__GOAL OF THE EXERCISE__
An exact copy of the records below is required, and it must contain no pictures.
· · ·
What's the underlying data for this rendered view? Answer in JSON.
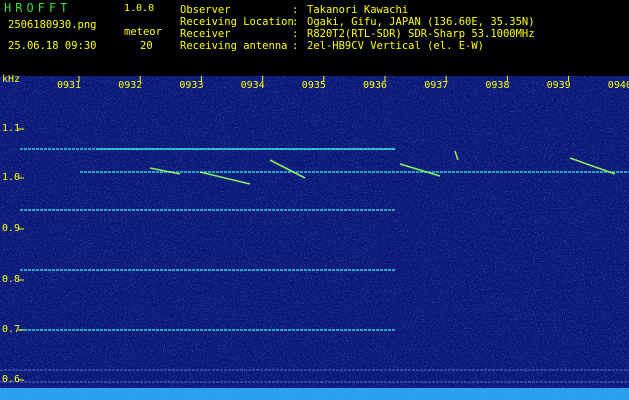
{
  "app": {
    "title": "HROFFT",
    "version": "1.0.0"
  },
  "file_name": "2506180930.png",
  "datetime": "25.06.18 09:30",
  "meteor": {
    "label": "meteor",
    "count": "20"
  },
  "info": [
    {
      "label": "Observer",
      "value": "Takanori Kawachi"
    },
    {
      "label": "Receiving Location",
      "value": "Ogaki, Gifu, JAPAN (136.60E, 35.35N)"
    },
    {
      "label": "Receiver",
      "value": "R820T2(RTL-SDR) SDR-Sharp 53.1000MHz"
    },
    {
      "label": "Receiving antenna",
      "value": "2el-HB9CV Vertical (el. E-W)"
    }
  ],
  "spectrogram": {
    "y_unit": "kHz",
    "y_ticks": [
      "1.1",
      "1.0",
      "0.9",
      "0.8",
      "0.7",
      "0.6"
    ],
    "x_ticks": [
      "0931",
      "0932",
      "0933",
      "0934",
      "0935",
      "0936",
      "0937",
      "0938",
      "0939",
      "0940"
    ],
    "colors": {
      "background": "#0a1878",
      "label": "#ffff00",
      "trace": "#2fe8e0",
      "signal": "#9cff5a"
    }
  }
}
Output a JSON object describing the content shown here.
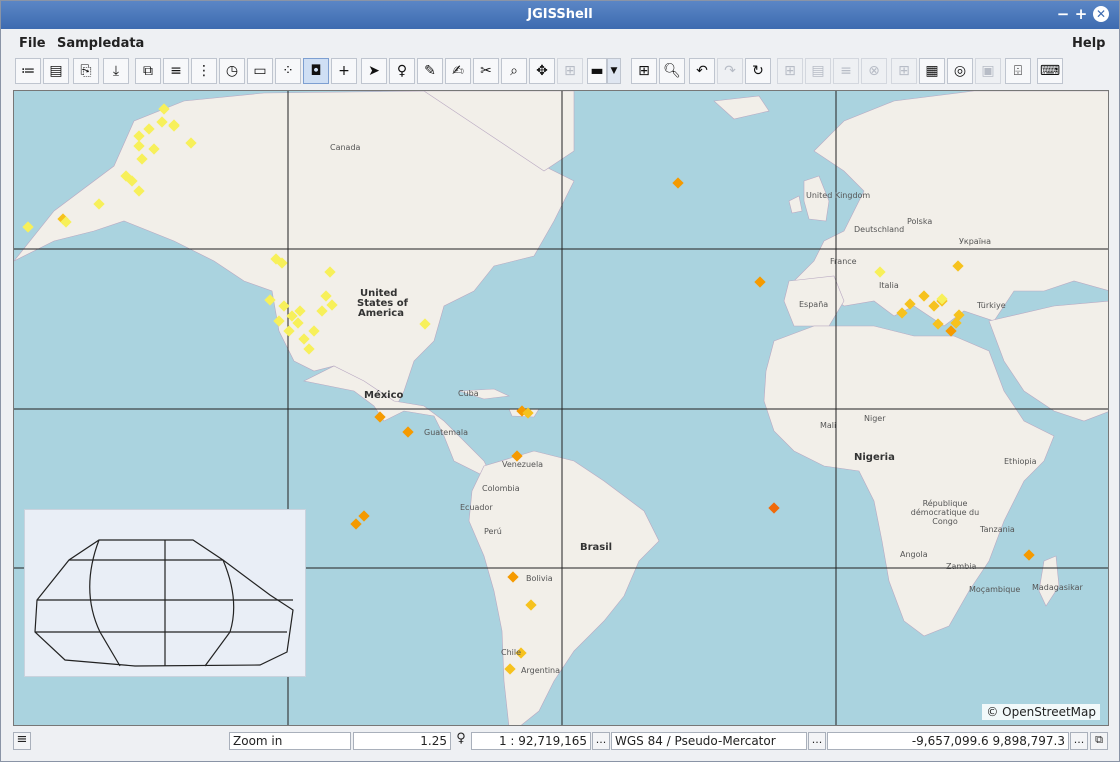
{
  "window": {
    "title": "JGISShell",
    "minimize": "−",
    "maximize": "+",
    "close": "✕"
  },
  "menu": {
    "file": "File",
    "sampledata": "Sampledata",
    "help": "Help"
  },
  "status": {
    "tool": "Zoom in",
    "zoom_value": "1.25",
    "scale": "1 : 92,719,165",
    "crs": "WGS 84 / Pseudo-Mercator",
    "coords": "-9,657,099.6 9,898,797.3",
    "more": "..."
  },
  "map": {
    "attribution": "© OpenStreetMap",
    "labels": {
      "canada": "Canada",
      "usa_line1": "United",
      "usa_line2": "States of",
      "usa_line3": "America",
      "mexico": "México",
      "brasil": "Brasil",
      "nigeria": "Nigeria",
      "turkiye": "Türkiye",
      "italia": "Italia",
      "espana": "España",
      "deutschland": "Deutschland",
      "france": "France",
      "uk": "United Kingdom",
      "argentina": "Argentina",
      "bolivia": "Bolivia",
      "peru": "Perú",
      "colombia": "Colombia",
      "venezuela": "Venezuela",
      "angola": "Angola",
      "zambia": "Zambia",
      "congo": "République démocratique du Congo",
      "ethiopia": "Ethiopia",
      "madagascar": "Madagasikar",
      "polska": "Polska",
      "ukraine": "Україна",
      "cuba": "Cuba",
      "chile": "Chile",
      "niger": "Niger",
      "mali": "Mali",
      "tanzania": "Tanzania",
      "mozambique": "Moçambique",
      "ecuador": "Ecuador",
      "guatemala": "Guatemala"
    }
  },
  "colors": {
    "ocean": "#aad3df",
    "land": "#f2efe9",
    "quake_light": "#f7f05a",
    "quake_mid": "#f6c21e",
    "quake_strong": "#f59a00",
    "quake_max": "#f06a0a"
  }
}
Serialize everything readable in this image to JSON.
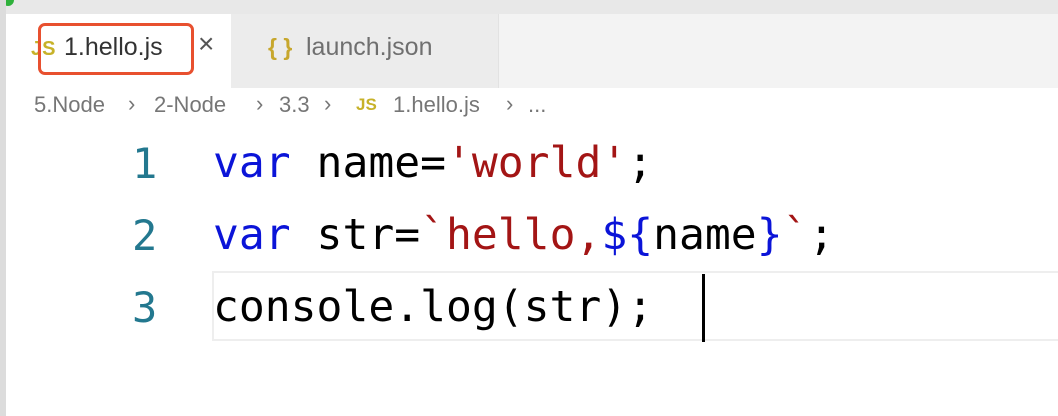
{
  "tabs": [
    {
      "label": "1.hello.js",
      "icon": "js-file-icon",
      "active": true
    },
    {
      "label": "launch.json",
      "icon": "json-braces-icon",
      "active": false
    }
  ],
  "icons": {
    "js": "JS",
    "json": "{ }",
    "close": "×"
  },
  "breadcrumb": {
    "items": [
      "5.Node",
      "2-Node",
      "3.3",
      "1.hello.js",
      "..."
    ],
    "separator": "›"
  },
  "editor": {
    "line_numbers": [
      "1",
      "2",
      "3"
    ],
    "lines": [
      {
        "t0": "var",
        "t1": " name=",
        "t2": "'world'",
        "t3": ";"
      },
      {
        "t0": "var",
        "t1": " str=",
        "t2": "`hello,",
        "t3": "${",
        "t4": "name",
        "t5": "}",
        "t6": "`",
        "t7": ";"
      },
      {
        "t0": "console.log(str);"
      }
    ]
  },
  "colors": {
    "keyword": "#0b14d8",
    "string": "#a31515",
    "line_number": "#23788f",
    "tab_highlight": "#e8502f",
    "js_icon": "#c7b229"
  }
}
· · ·
__SOLUTION__
What's the underlying data for this rendered view? Answer in JSON.
{
  "app": {
    "title": "HROFFT",
    "version": "1.0.0"
  },
  "file_name": "2506180930.png",
  "datetime": "25.06.18 09:30",
  "meteor": {
    "label": "meteor",
    "count": "20"
  },
  "info": [
    {
      "label": "Observer",
      "value": "Takanori Kawachi"
    },
    {
      "label": "Receiving Location",
      "value": "Ogaki, Gifu, JAPAN (136.60E, 35.35N)"
    },
    {
      "label": "Receiver",
      "value": "R820T2(RTL-SDR) SDR-Sharp 53.1000MHz"
    },
    {
      "label": "Receiving antenna",
      "value": "2el-HB9CV Vertical (el. E-W)"
    }
  ],
  "spectrogram": {
    "y_unit": "kHz",
    "y_ticks": [
      "1.1",
      "1.0",
      "0.9",
      "0.8",
      "0.7",
      "0.6"
    ],
    "x_ticks": [
      "0931",
      "0932",
      "0933",
      "0934",
      "0935",
      "0936",
      "0937",
      "0938",
      "0939",
      "0940"
    ],
    "colors": {
      "background": "#0a1878",
      "label": "#ffff00",
      "trace": "#2fe8e0",
      "signal": "#9cff5a"
    }
  }
}
Output a JSON object describing the content shown here.
{
  "window": {
    "title": "JGISShell",
    "minimize": "−",
    "maximize": "+",
    "close": "✕"
  },
  "menu": {
    "file": "File",
    "sampledata": "Sampledata",
    "help": "Help"
  },
  "status": {
    "tool": "Zoom in",
    "zoom_value": "1.25",
    "scale": "1 : 92,719,165",
    "crs": "WGS 84 / Pseudo-Mercator",
    "coords": "-9,657,099.6 9,898,797.3",
    "more": "..."
  },
  "map": {
    "attribution": "© OpenStreetMap",
    "labels": {
      "canada": "Canada",
      "usa_line1": "United",
      "usa_line2": "States of",
      "usa_line3": "America",
      "mexico": "México",
      "brasil": "Brasil",
      "nigeria": "Nigeria",
      "turkiye": "Türkiye",
      "italia": "Italia",
      "espana": "España",
      "deutschland": "Deutschland",
      "france": "France",
      "uk": "United Kingdom",
      "argentina": "Argentina",
      "bolivia": "Bolivia",
      "peru": "Perú",
      "colombia": "Colombia",
      "venezuela": "Venezuela",
      "angola": "Angola",
      "zambia": "Zambia",
      "congo": "République démocratique du Congo",
      "ethiopia": "Ethiopia",
      "madagascar": "Madagasikar",
      "polska": "Polska",
      "ukraine": "Україна",
      "cuba": "Cuba",
      "chile": "Chile",
      "niger": "Niger",
      "mali": "Mali",
      "tanzania": "Tanzania",
      "mozambique": "Moçambique",
      "ecuador": "Ecuador",
      "guatemala": "Guatemala"
    }
  },
  "colors": {
    "ocean": "#aad3df",
    "land": "#f2efe9",
    "quake_light": "#f7f05a",
    "quake_mid": "#f6c21e",
    "quake_strong": "#f59a00",
    "quake_max": "#f06a0a"
  }
}
Serialize everything readable in this image to JSON.
{
  "tabs": [
    {
      "label": "1.hello.js",
      "icon": "js-file-icon",
      "active": true
    },
    {
      "label": "launch.json",
      "icon": "json-braces-icon",
      "active": false
    }
  ],
  "icons": {
    "js": "JS",
    "json": "{ }",
    "close": "×"
  },
  "breadcrumb": {
    "items": [
      "5.Node",
      "2-Node",
      "3.3",
      "1.hello.js",
      "..."
    ],
    "separator": "›"
  },
  "editor": {
    "line_numbers": [
      "1",
      "2",
      "3"
    ],
    "lines": [
      {
        "t0": "var",
        "t1": " name=",
        "t2": "'world'",
        "t3": ";"
      },
      {
        "t0": "var",
        "t1": " str=",
        "t2": "`hello,",
        "t3": "${",
        "t4": "name",
        "t5": "}",
        "t6": "`",
        "t7": ";"
      },
      {
        "t0": "console.log(str);"
      }
    ]
  },
  "colors": {
    "keyword": "#0b14d8",
    "string": "#a31515",
    "line_number": "#23788f",
    "tab_highlight": "#e8502f",
    "js_icon": "#c7b229"
  }
}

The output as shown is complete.